And intellectually, I have no issues with the things she discusses. Yes, people shouldn’t be discriminated against because they’re fat. Yes, being fat doesn’t necessarily mean you’re unhealthy. Yes, stores should cater to all sizes, and toilets should be big enough for everyone to comfortably turn in.
But the loving your body thing? Harder said then done. I am still hoping the current diet I am in (-25 kgs and counting) will get me back to thinness in a couple of years. And I am still hoping that once I get there I won’t gain all the weight back again. I’ve had time, and lessons to understand insulin resistance and the impact of it in my body, and for the first time in a long time I feel like that hope might become my reality. So it’s quite hard reconciling the 2 things. I almost feel like it would have been easier to understand and agree with her points if I wasn’t fat myself.

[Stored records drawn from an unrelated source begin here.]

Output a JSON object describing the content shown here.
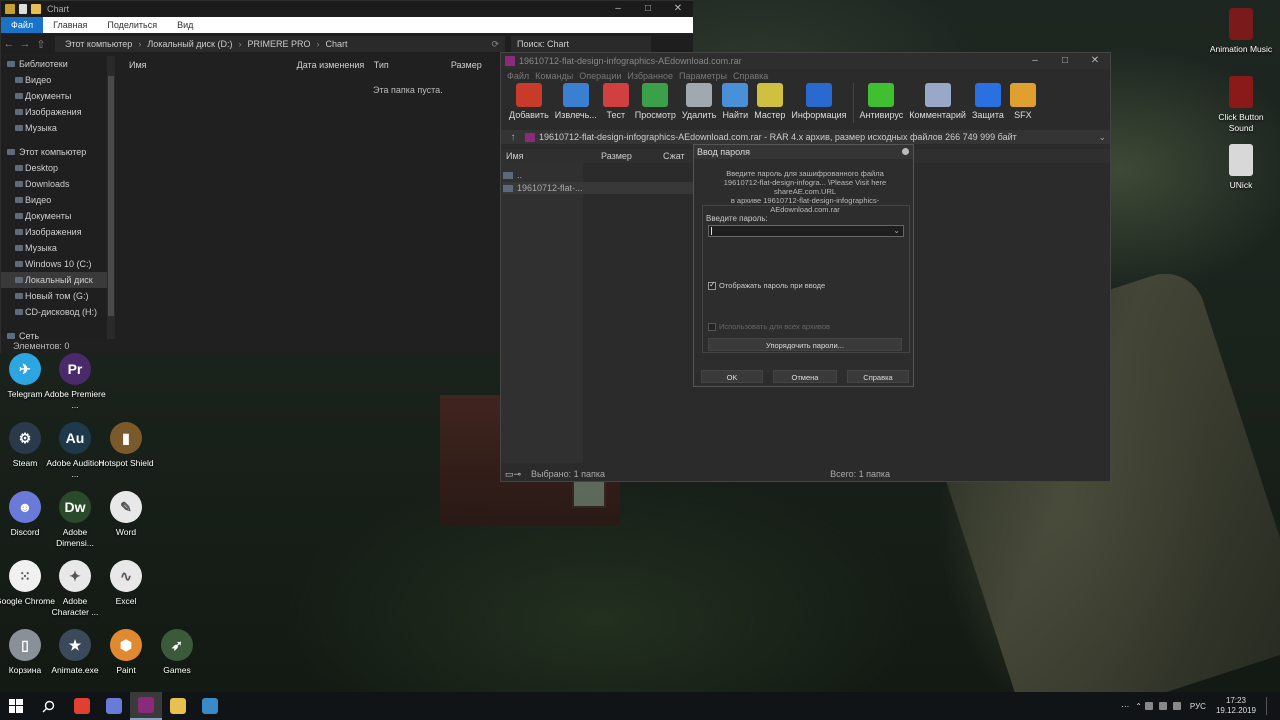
{
  "explorer": {
    "title": "Chart",
    "ribbon_tabs": [
      "Файл",
      "Главная",
      "Поделиться",
      "Вид"
    ],
    "breadcrumb": [
      "Этот компьютер",
      "Локальный диск (D:)",
      "PRIMERE PRO",
      "Chart"
    ],
    "search_placeholder": "Поиск: Chart",
    "sidebar": [
      {
        "label": "Библиотеки",
        "hdr": true
      },
      {
        "label": "Видео"
      },
      {
        "label": "Документы"
      },
      {
        "label": "Изображения"
      },
      {
        "label": "Музыка"
      },
      {
        "label": "",
        "spacer": true
      },
      {
        "label": "Этот компьютер",
        "hdr": true
      },
      {
        "label": "Desktop"
      },
      {
        "label": "Downloads"
      },
      {
        "label": "Видео"
      },
      {
        "label": "Документы"
      },
      {
        "label": "Изображения"
      },
      {
        "label": "Музыка"
      },
      {
        "label": "Windows 10 (C:)"
      },
      {
        "label": "Локальный диск",
        "selected": true
      },
      {
        "label": "Новый том (G:)"
      },
      {
        "label": "CD-дисковод (H:)"
      },
      {
        "label": "",
        "spacer": true
      },
      {
        "label": "Сеть",
        "hdr": true
      }
    ],
    "columns": [
      "Имя",
      "Дата изменения",
      "Тип",
      "Размер"
    ],
    "empty_text": "Эта папка пуста.",
    "status": "Элементов: 0"
  },
  "winrar": {
    "title": "19610712-flat-design-infographics-AEdownload.com.rar",
    "menu": [
      "Файл",
      "Команды",
      "Операции",
      "Избранное",
      "Параметры",
      "Справка"
    ],
    "toolbar": [
      {
        "label": "Добавить",
        "icon": "add-icon",
        "color": "#c83a2a"
      },
      {
        "label": "Извлечь...",
        "icon": "extract-icon",
        "color": "#3a7fd0"
      },
      {
        "label": "Тест",
        "icon": "test-icon",
        "color": "#d04040"
      },
      {
        "label": "Просмотр",
        "icon": "view-icon",
        "color": "#3aa04a"
      },
      {
        "label": "Удалить",
        "icon": "delete-icon",
        "color": "#a0a8b0"
      },
      {
        "label": "Найти",
        "icon": "find-icon",
        "color": "#4a90d8"
      },
      {
        "label": "Мастер",
        "icon": "wizard-icon",
        "color": "#d0c040"
      },
      {
        "label": "Информация",
        "icon": "info-icon",
        "color": "#2a6ad0"
      },
      {
        "label": "Антивирус",
        "icon": "antivirus-icon",
        "color": "#40c030"
      },
      {
        "label": "Комментарий",
        "icon": "comment-icon",
        "color": "#9aa8c8"
      },
      {
        "label": "Защита",
        "icon": "protect-icon",
        "color": "#2a70e0"
      },
      {
        "label": "SFX",
        "icon": "sfx-icon",
        "color": "#e0a030"
      }
    ],
    "path_text": "19610712-flat-design-infographics-AEdownload.com.rar - RAR 4.x архив, размер исходных файлов 266 749 999 байт",
    "columns": [
      "Имя",
      "Размер",
      "Сжат"
    ],
    "rows": [
      "..",
      "19610712-flat-..."
    ],
    "status_left": "Выбрано: 1 папка",
    "status_right": "Всего: 1 папка"
  },
  "dialog": {
    "title": "Ввод пароля",
    "message_line1": "Введите пароль для зашифрованного файла",
    "message_line2": "19610712-flat-design-infogra... \\Please Visit here shareAE.com.URL",
    "message_line3": "в архиве 19610712-flat-design-infographics-AEdownload.com.rar",
    "field_label": "Введите пароль:",
    "password_value": "",
    "show_password_label": "Отображать пароль при вводе",
    "show_password_checked": true,
    "use_all_label": "Использовать для всех архивов",
    "organize_button": "Упорядочить пароли...",
    "ok": "OK",
    "cancel": "Отмена",
    "help": "Справка"
  },
  "desktop_icons": [
    {
      "label": "Telegram",
      "icon": "telegram-icon",
      "color": "#2ca5e0",
      "glyph": "✈"
    },
    {
      "label": "Adobe Premiere ...",
      "icon": "premiere-icon",
      "color": "#4a2a6a",
      "glyph": "Pr"
    },
    {
      "label": "Steam",
      "icon": "steam-icon",
      "color": "#2a3a4a",
      "glyph": "⚙"
    },
    {
      "label": "Adobe Audition ...",
      "icon": "audition-icon",
      "color": "#1e3a4a",
      "glyph": "Au"
    },
    {
      "label": "Hotspot Shield",
      "icon": "hotspot-icon",
      "color": "#7a5a2a",
      "glyph": "▮"
    },
    {
      "label": "Discord",
      "icon": "discord-icon",
      "color": "#6a7ad8",
      "glyph": "☻"
    },
    {
      "label": "Adobe Dimensi...",
      "icon": "dreamweaver-icon",
      "color": "#2a4a2a",
      "glyph": "Dw"
    },
    {
      "label": "Word",
      "icon": "word-icon",
      "color": "#e8e8e8",
      "glyph": "✎"
    },
    {
      "label": "Google Chrome",
      "icon": "chrome-icon",
      "color": "#f0f0f0",
      "glyph": "⁙"
    },
    {
      "label": "Adobe Character ...",
      "icon": "character-icon",
      "color": "#e8e8e8",
      "glyph": "✦"
    },
    {
      "label": "Excel",
      "icon": "excel-icon",
      "color": "#e8e8e8",
      "glyph": "∿"
    },
    {
      "label": "Корзина",
      "icon": "recycle-bin-icon",
      "color": "#8a9098",
      "glyph": "▯"
    },
    {
      "label": "Animate.exe",
      "icon": "animate-icon",
      "color": "#3a4a5a",
      "glyph": "★"
    },
    {
      "label": "Paint",
      "icon": "paint-icon",
      "color": "#e08a30",
      "glyph": "⬢"
    },
    {
      "label": "Games",
      "icon": "games-icon",
      "color": "#3a5a3a",
      "glyph": "➶"
    }
  ],
  "right_icons": [
    {
      "label": "Animation Music",
      "icon": "animation-music-icon",
      "color": "#7a1a1a"
    },
    {
      "label": "Click Button Sound",
      "icon": "click-sound-icon",
      "color": "#8a1a1a"
    },
    {
      "label": "UNick",
      "icon": "unick-icon",
      "color": "#d8d8d8"
    }
  ],
  "taskbar": {
    "apps": [
      {
        "icon": "chrome-taskbar-icon",
        "color": "#e04030"
      },
      {
        "icon": "discord-taskbar-icon",
        "color": "#6a7ad8"
      },
      {
        "icon": "winrar-taskbar-icon",
        "color": "#8a2a7a",
        "active": true
      },
      {
        "icon": "explorer-taskbar-icon",
        "color": "#e8c050"
      },
      {
        "icon": "app-taskbar-icon",
        "color": "#3a8ac8"
      }
    ],
    "lang": "РУС",
    "time": "17:23",
    "date": "19.12.2019"
  }
}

But apparently, Fitzgerald said that “the test of a first-rate intelligence is the ability to hold two opposed ideas in the mind at the same time, and still retain the ability to function.” So that’s what I’m going for.